Joining the R-type from the pre-war years is Vauxhall’s magnificent and imposing Big Six BXL limousine from 1937, which is in excellent running order and a well-used Collection car. With accommodation for seven, and body by Grosvenor, this model would have been staple VIP transport for municipalities and companies around Britain, its inline six-cylinder engine providing a level of refinement matching more expensive models from Rolls-Royce or Daimler, but at a fraction of their prices.
Two gems from the fifties and sixties are also being offered. A 1953 E-type Wyvern – Vauxhall’s first all-new post-war design – with gleaming black coachwork, and chrome adornments revealing its Chevrolet influence, is a rare survivor today. And a car bound to elicit many ‘my-dad-had-one-of-those’ memories is a pristine Viva HB Deluxe from 1966, the first year of its production. An underrated model for many years – and now quite rare, especially in this condition – the market is starting to warm to what is arguably the best of the Viva series, with its Coke-bottle styling, independent front suspension, front disc brakes and rack and pinion steering.
Finishing off the twentieth-century offerings are two cars from opposite ends of Vauxhall’s ranges. A highly usable, immaculate and original Nova 1.2 from 1990, which has been associated with Vauxhall Motors from new and is presented in Merit specification, complete with five-speed transmission and a genuine sub-10,000 mileage. And a perfect counterpoint to the Nova is a late first-series Omega V6 in top Elite trim, once again in excellent and original condition.
Another increasingly rare sight on British roads is the first-generation Tigra, and Vauxhall’s 2000 car is a lovely example with just over 20,000 miles recorded, and one owner (a retired Vauxhall employee) prior to going on display in the Collection.
Completing the Vauxhall Heritage offering are two slightly more utilitarian vehicles.
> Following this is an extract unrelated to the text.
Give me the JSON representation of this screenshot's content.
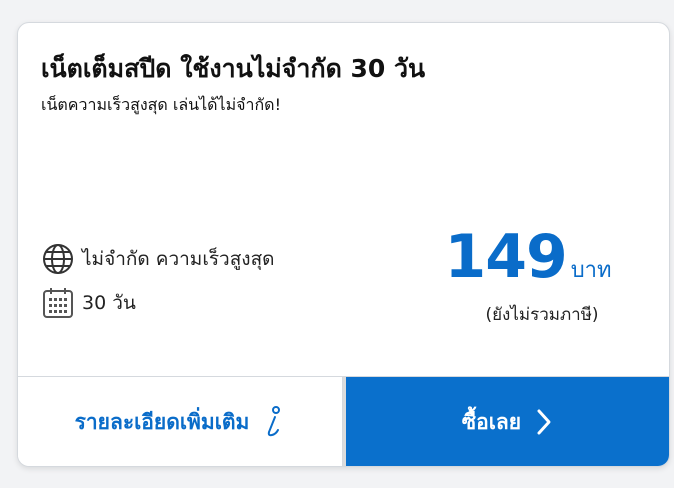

A superb Frontera B with 2.2 DTH diesel engine and five-speed gearbox has been used extensively as the Collection’s support and tow-vehicle for many press events over the years. And a 2014 Vivaro panel van, fitted with a 1.9 diesel engine, was also used to support Vauxhall Heritage activities. This is no ordinary Vivaro, though, as it’s registration – LA55 ONE – suggests: it was the very last of the first-generation Vivaros to roll off the production line at Luton in 2014.
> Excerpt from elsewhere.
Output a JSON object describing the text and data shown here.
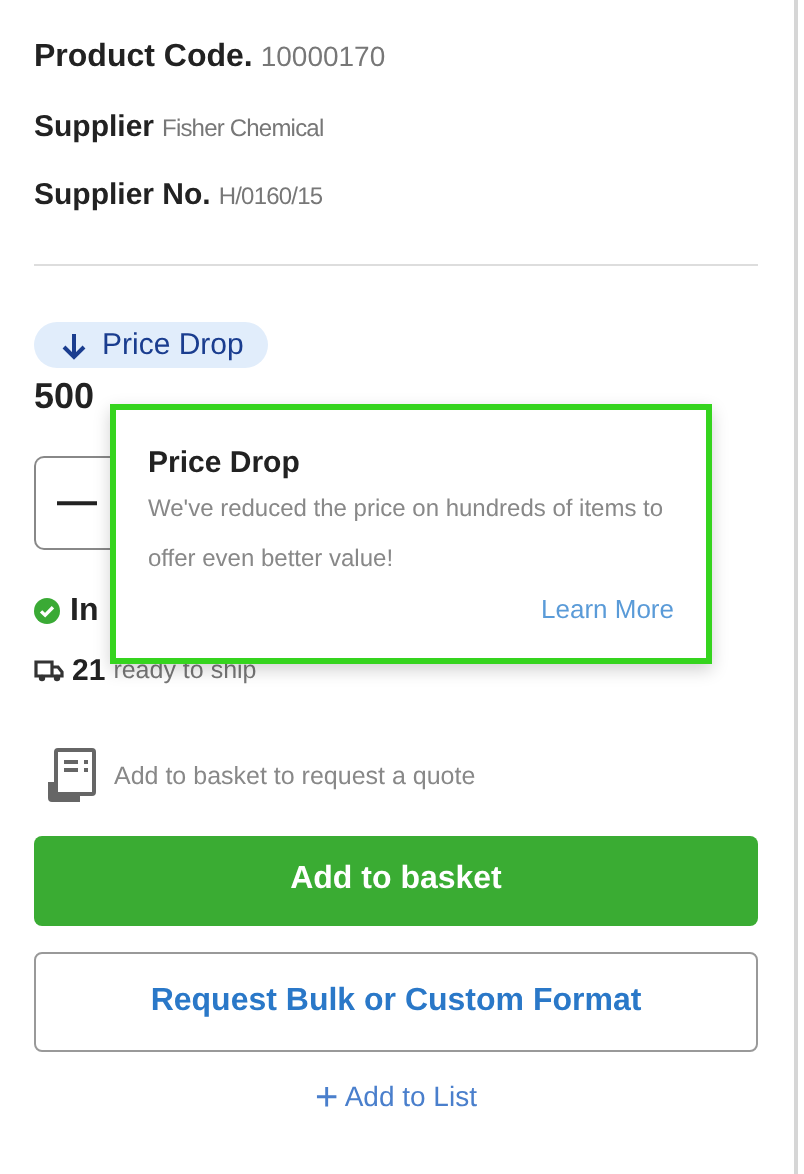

Vauxhall’s nine-car consignment brings the number of cars being offered on April 27th to just under 100 – a remarkable result for MPC’s highly experienced team, in this, the company’s first auction. A full list of all sale vehicles is attached, but highlights include:
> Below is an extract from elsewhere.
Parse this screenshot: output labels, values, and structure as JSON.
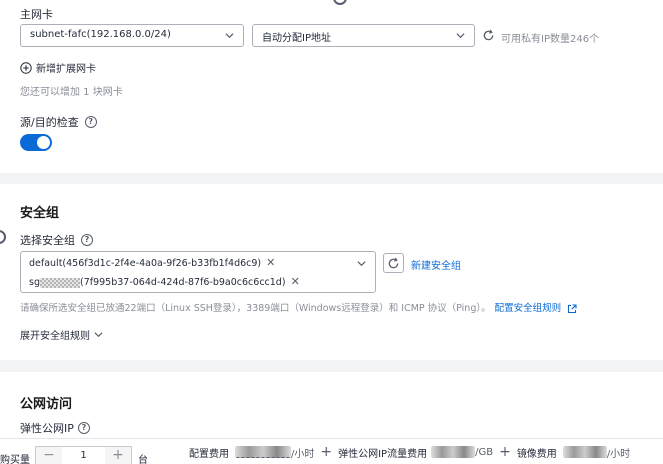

- Eight significant Minis, including an unrestored 1959 car, a 1966 Cooper S, a 1991 City showing just 2282 miles, and a 1991 Cooper that once belonged to Britt Ekland;
- A trio of rare and interesting Land Rovers, comprising a very early 1958 Series II, a V8 Commercial and a Defender Adventure Edition with just 195 miles on the clock;
- A variety of modern classics, including a 1988 BMW 635 CSI Highline, a 1992 Jaguar XJS 4.0, a 1992 Peugeot 205 GTi 1.9 and a 1996 Volkswagen Golf VR6.
“We’re delighted with the response to our call for entries ahead of our first sale on April 27,” said MPC’s Roger Nowell. “The sheer breadth of vehicles has surprised us, but it means that there’s something for all tastes and budgets, and also plenty of opportunity to view vehicles at our premises ahead of the sale.”
Manor Park Classic’s sale takes place on April 27 and full details can be found here: https://auctions.manorparkclassics.com/auction/details/1-the-spring-2021-classic-car-auction/?au=2 Covid-compliant viewings can be arranged now with one-to-one appointments available from Thursday, April 22 to Monday, April 26, including at weekends and in evenings. Entries are now closed for this sale, but open for MPC’s next auction in early July.